How to complete this task:
The word "odds" may appear in some lines of the data; copy every such line.

**** Data ****

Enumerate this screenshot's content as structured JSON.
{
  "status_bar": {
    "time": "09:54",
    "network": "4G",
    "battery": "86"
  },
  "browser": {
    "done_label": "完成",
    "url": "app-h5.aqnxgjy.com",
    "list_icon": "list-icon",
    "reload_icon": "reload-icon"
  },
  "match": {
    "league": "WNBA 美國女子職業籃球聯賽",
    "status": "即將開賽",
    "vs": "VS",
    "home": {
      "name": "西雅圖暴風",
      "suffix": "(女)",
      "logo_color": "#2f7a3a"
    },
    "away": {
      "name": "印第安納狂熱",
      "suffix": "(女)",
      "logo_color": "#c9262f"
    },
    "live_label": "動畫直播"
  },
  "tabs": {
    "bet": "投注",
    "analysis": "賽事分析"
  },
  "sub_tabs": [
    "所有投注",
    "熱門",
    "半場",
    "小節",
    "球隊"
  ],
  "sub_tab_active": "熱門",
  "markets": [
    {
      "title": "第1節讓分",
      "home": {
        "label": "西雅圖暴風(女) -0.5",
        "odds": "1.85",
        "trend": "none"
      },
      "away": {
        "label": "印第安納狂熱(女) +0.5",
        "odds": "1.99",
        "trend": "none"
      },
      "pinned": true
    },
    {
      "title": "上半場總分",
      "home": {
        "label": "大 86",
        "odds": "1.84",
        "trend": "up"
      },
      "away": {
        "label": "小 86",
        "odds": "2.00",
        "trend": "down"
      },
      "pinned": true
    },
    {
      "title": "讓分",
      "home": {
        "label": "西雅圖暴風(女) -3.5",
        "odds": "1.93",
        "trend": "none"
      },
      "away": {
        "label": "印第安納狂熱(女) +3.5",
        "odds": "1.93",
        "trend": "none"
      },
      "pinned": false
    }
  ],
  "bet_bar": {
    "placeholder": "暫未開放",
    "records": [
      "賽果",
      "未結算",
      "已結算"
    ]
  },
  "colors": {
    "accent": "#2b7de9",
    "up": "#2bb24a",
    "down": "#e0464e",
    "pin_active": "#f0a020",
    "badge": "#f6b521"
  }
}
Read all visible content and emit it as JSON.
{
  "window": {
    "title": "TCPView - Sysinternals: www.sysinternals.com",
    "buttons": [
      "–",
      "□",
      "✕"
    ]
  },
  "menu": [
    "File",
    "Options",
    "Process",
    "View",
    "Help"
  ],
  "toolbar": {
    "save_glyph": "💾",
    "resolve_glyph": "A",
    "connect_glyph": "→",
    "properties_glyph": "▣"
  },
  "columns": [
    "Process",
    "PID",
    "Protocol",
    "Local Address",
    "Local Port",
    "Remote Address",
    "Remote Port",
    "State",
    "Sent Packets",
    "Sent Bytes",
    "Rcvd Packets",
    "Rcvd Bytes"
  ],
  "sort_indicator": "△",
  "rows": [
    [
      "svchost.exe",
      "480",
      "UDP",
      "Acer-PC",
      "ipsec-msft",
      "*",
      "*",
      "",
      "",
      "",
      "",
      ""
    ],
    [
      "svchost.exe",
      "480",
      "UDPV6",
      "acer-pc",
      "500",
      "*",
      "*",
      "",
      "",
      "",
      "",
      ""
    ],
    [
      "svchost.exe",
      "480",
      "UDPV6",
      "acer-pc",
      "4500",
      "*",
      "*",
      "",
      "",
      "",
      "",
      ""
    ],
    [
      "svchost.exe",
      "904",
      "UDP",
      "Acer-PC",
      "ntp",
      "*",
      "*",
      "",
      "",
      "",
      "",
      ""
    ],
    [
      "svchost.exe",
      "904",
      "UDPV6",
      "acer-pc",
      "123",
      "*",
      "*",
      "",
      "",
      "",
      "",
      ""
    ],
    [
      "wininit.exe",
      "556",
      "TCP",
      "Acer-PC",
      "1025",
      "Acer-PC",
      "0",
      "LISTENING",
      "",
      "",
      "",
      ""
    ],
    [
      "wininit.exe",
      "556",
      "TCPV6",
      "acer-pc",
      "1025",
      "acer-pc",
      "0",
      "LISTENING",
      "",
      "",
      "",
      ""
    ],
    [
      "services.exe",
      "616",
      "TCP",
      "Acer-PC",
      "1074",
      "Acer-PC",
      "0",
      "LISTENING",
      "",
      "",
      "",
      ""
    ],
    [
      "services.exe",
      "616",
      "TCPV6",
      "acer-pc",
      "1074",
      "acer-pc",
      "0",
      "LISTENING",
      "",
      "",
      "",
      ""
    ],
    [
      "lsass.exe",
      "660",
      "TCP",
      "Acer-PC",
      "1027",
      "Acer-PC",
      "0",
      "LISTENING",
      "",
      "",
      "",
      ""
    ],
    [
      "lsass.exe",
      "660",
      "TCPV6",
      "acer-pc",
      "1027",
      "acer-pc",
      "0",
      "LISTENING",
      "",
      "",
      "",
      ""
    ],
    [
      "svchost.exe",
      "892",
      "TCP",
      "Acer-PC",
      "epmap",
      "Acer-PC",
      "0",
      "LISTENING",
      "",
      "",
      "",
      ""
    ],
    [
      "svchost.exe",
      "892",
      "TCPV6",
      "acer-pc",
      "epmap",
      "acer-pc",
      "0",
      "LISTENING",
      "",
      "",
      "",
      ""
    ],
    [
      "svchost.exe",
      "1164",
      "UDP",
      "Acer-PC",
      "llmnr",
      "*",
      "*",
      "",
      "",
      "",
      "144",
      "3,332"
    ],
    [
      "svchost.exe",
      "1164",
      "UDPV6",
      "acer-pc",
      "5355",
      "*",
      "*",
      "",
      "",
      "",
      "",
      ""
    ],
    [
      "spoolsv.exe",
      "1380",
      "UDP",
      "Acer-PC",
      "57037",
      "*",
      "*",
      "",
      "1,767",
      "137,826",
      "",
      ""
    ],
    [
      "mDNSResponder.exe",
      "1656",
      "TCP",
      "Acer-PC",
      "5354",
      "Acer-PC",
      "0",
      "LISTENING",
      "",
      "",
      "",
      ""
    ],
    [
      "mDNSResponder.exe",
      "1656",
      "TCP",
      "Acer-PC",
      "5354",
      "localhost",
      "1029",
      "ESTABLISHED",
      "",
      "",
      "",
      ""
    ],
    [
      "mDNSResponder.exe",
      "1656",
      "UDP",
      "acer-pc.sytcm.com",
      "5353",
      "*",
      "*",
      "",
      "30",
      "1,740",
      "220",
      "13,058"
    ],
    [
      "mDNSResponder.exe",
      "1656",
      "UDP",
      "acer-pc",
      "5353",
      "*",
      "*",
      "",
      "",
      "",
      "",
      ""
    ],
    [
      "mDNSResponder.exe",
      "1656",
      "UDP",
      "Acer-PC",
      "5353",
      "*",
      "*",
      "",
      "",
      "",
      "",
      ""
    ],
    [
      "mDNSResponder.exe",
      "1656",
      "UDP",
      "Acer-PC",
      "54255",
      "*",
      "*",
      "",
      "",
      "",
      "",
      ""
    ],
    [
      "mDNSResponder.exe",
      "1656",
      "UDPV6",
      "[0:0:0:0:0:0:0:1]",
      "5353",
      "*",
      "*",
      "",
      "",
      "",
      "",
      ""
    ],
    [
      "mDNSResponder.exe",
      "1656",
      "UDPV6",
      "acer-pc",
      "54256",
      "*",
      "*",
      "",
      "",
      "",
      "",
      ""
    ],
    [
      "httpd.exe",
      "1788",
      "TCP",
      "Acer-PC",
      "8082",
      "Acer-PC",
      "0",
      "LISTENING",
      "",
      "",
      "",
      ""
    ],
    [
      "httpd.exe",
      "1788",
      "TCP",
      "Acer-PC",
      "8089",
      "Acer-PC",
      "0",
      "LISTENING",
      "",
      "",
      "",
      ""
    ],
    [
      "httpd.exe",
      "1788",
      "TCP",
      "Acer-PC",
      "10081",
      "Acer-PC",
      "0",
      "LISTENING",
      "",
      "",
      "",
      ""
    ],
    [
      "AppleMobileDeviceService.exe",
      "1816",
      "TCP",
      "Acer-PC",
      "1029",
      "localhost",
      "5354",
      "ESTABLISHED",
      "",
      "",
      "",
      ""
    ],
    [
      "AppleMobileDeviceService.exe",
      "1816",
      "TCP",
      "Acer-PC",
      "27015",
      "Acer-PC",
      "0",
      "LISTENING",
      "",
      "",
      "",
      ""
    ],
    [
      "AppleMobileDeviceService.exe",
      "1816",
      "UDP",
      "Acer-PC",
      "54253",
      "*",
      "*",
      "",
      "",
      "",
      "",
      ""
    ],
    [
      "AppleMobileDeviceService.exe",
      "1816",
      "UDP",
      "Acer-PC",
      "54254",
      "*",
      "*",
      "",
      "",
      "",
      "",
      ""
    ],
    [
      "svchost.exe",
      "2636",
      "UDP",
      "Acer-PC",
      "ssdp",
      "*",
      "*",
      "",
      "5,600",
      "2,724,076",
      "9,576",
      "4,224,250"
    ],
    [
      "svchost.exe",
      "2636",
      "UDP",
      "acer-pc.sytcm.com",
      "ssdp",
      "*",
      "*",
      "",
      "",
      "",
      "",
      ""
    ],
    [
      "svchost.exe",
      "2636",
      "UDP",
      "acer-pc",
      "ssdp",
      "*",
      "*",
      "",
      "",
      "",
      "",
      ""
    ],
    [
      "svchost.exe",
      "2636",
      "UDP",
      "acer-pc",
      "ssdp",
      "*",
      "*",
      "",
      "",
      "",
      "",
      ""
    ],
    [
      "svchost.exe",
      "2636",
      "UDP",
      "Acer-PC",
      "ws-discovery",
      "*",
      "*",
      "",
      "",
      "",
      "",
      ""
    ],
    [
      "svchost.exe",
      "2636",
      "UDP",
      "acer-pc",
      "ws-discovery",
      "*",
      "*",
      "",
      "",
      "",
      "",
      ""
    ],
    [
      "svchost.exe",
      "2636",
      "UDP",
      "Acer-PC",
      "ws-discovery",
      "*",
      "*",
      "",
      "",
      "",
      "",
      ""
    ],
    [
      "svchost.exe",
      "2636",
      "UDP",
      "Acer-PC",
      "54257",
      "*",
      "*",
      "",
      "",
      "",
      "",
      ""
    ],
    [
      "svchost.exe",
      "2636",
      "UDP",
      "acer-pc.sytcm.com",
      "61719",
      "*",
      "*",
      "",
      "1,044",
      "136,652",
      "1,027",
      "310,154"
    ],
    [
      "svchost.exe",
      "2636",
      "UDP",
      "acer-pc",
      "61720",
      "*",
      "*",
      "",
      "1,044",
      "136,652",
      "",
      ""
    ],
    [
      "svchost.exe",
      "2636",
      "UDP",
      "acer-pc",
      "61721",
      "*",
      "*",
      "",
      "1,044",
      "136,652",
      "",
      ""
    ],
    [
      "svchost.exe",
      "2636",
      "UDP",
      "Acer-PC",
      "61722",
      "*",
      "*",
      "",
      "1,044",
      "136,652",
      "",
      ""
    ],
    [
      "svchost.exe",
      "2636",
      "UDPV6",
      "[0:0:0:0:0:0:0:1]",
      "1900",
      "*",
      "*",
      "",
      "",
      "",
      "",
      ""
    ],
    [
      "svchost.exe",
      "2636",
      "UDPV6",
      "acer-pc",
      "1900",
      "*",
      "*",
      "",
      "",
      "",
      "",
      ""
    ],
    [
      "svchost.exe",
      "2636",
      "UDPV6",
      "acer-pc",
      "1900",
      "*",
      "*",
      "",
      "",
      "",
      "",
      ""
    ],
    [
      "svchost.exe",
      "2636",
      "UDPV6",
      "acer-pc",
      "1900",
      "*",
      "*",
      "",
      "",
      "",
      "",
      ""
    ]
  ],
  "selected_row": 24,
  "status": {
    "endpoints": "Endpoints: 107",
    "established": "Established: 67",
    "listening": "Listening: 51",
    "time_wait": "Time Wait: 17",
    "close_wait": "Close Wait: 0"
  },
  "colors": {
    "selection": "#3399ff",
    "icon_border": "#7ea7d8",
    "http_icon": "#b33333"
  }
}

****

Solution for this task:
        "odds": "1.85",
        "odds": "1.99",
        "odds": "1.84",
        "odds": "2.00",
        "odds": "1.93",
        "odds": "1.93",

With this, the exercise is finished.